Green tea contains a number of active compounds, the two most important being polyphenols and the amino acid theanine … Green tea polyphenols produce their effect through their direct antioxidant activity, as well as stimulating the body’s endogenous antioxidant, glutathione. EGCG is the most potent of all the green tea polyphenols, and it exerts an anti-inflammatory effect … The many benefits of ingesting green tea come not just from its EGCG content, but also from the amino acid theanine, which has an effect on mood, cognition, and the immune system.
Dr. Silver goes on to list many other potential benefits of the active compounds in green tea, including their antibacterial effects, the ability to inhibit the growth of the new blood vessels that support tumor growth, promoting cancer cell death, and their ability to increase the effectiveness of several chemotherapeutic drugs.
Milk thistle and silymarin have traditionally been used for their positive effects on the liver, but these substances are also powerful antioxidants that protect other tissues from damage and enhance the effect of some chemotherapeutic medicines.
Dr. Silver also talked about other potentially useful complementary therapies, including PolyMVA, intravenous orthomolecular doses of ascorbic acid, Neoplasene, artemesinin, and beta glucans.
If you are interested in any of these complementary anticancer treatments, I strongly recommend that you seek the advice of a holistic veterinarian to determine what might work best based on your pet’s unique situation, and that you keep your "regular" veterinarian informed regarding your pet’s care, no matter the source.
I haven’t yet talked about the benefits of special diets for cancer patients. I call this important topic "feed the patient — starve the cancer" and will touch upon it in this week’s Nutrition Nuggets for dogs. Cat people should check it out also, since I will include a lot of information relevant to our feline friends.
Dr. Jennifer Coates
Sources and References
Integrative Oncology: Parts One and Two. Robert J. Silver DVM, MS, CVA. Wild West Veterinary Conference. Reno, NV. October 17-20, 2012.
15. Simone CB 2nd, Simone NL, Simone V, Simone CB. Antioxidants and other nutrients do not interfere with chemotherapy or radiation therapy and can increase kill and increase survival, Part 1. Altern Ther Health Med 2007 Jan-Feb;13(1):22-8.

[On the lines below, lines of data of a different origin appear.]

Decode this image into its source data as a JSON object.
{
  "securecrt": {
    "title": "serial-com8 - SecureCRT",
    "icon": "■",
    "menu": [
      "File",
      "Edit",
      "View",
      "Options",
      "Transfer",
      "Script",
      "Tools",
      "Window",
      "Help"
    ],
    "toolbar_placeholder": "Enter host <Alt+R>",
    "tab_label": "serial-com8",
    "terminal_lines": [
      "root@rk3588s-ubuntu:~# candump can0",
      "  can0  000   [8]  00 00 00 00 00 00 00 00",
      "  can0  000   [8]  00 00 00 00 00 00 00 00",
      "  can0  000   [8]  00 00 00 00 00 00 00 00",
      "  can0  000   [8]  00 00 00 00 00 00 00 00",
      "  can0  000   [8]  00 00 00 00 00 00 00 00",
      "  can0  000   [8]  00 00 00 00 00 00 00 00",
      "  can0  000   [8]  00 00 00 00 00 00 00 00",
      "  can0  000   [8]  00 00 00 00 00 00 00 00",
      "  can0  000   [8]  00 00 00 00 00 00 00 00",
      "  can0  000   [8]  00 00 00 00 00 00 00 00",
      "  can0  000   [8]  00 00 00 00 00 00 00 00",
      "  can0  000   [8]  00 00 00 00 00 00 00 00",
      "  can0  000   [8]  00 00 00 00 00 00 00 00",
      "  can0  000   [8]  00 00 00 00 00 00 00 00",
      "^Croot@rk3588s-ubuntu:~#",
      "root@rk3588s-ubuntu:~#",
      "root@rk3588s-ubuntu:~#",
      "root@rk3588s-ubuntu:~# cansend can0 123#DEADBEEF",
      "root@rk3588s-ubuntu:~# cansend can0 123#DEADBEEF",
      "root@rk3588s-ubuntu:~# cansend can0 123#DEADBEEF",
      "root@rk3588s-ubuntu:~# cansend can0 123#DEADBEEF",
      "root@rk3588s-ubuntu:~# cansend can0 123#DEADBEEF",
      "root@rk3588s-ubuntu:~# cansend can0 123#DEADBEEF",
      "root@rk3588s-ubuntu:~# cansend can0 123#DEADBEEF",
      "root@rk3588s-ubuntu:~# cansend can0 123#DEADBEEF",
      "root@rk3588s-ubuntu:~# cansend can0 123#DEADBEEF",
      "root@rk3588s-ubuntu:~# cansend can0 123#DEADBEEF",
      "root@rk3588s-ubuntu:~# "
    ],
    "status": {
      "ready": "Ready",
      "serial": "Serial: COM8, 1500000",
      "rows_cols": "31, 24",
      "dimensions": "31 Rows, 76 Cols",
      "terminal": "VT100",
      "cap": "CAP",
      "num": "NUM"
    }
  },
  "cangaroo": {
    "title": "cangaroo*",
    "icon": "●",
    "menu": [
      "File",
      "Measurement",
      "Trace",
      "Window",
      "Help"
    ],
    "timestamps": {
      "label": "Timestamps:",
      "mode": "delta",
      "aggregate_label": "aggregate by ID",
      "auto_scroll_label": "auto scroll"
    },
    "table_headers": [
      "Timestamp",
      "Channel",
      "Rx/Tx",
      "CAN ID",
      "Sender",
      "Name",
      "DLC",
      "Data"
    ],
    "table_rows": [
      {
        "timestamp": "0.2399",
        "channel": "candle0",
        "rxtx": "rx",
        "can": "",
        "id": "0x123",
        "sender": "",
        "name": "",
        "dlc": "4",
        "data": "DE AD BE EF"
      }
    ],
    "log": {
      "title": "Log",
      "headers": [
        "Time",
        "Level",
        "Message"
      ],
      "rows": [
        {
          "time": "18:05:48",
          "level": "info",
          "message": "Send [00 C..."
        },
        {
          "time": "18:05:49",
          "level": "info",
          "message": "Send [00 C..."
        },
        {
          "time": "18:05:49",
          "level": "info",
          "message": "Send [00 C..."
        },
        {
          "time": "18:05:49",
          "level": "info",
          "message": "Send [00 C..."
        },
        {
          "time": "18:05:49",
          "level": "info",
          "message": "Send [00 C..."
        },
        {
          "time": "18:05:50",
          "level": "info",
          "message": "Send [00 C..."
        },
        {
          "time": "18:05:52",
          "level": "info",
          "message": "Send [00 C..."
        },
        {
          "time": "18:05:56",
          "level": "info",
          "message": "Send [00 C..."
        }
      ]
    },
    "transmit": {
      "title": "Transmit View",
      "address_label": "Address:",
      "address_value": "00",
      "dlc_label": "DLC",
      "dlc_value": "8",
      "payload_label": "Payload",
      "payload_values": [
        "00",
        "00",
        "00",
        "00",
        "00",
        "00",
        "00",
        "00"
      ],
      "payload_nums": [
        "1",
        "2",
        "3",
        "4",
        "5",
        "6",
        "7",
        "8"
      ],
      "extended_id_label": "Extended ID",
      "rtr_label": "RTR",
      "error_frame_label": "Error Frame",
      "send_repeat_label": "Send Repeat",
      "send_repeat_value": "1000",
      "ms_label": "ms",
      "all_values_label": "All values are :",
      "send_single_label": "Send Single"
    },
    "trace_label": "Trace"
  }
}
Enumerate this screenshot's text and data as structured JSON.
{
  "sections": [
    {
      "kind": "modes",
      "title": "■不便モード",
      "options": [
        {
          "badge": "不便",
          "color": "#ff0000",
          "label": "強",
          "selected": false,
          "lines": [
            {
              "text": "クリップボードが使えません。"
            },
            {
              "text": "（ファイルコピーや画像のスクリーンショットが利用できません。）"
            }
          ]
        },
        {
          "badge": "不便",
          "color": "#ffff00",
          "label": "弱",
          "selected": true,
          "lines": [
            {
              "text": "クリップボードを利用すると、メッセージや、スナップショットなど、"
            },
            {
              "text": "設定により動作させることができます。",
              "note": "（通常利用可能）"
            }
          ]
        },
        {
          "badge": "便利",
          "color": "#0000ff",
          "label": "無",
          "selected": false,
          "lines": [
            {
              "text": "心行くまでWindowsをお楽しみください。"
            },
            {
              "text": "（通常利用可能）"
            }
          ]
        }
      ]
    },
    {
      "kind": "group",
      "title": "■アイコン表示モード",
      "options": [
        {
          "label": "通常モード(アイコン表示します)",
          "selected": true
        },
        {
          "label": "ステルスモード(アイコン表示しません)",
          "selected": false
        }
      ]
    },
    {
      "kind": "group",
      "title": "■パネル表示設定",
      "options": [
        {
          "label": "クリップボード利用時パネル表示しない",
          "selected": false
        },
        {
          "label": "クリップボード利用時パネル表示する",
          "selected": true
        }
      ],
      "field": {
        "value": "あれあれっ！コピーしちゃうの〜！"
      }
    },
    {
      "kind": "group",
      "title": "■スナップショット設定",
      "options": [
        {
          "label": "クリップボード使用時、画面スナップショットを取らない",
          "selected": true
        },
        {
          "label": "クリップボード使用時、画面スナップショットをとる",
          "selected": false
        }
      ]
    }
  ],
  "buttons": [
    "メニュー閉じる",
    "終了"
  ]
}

17. Conklin KA. Dietary antioxidants during cancer chemotherapy: Impact on chemotherapeutic effectiveness and development of side effects. Nutr Cancer 2000;37(1):1-18.